== WHAT YOU WILL DO ==
Nothing but an exact repetition of the listing should be returned.

== DATA PROVIDED ==
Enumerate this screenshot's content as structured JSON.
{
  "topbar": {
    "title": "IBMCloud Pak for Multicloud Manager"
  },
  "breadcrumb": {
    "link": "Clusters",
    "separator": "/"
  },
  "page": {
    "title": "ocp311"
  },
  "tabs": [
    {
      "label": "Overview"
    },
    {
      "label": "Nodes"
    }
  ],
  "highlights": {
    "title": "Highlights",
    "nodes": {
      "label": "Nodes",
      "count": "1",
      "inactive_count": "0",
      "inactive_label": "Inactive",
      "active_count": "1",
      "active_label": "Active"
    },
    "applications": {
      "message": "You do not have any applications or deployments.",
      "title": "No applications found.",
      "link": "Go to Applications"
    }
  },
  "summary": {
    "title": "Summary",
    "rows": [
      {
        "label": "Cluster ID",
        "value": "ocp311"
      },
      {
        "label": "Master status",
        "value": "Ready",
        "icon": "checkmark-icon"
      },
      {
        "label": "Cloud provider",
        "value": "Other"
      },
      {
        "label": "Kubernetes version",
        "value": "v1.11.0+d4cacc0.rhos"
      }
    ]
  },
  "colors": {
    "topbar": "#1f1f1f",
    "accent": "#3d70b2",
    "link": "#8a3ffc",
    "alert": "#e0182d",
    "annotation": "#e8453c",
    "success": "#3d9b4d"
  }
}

== ANSWER SPACE ==
Enumerate this screenshot's content as structured JSON.
{
  "topbar": {
    "title": "IBMCloud Pak for Multicloud Manager"
  },
  "breadcrumb": {
    "link": "Clusters",
    "separator": "/"
  },
  "page": {
    "title": "ocp311"
  },
  "tabs": [
    {
      "label": "Overview"
    },
    {
      "label": "Nodes"
    }
  ],
  "highlights": {
    "title": "Highlights",
    "nodes": {
      "label": "Nodes",
      "count": "1",
      "inactive_count": "0",
      "inactive_label": "Inactive",
      "active_count": "1",
      "active_label": "Active"
    },
    "applications": {
      "message": "You do not have any applications or deployments.",
      "title": "No applications found.",
      "link": "Go to Applications"
    }
  },
  "summary": {
    "title": "Summary",
    "rows": [
      {
        "label": "Cluster ID",
        "value": "ocp311"
      },
      {
        "label": "Master status",
        "value": "Ready",
        "icon": "checkmark-icon"
      },
      {
        "label": "Cloud provider",
        "value": "Other"
      },
      {
        "label": "Kubernetes version",
        "value": "v1.11.0+d4cacc0.rhos"
      }
    ]
  },
  "colors": {
    "topbar": "#1f1f1f",
    "accent": "#3d70b2",
    "link": "#8a3ffc",
    "alert": "#e0182d",
    "annotation": "#e8453c",
    "success": "#3d9b4d"
  }
}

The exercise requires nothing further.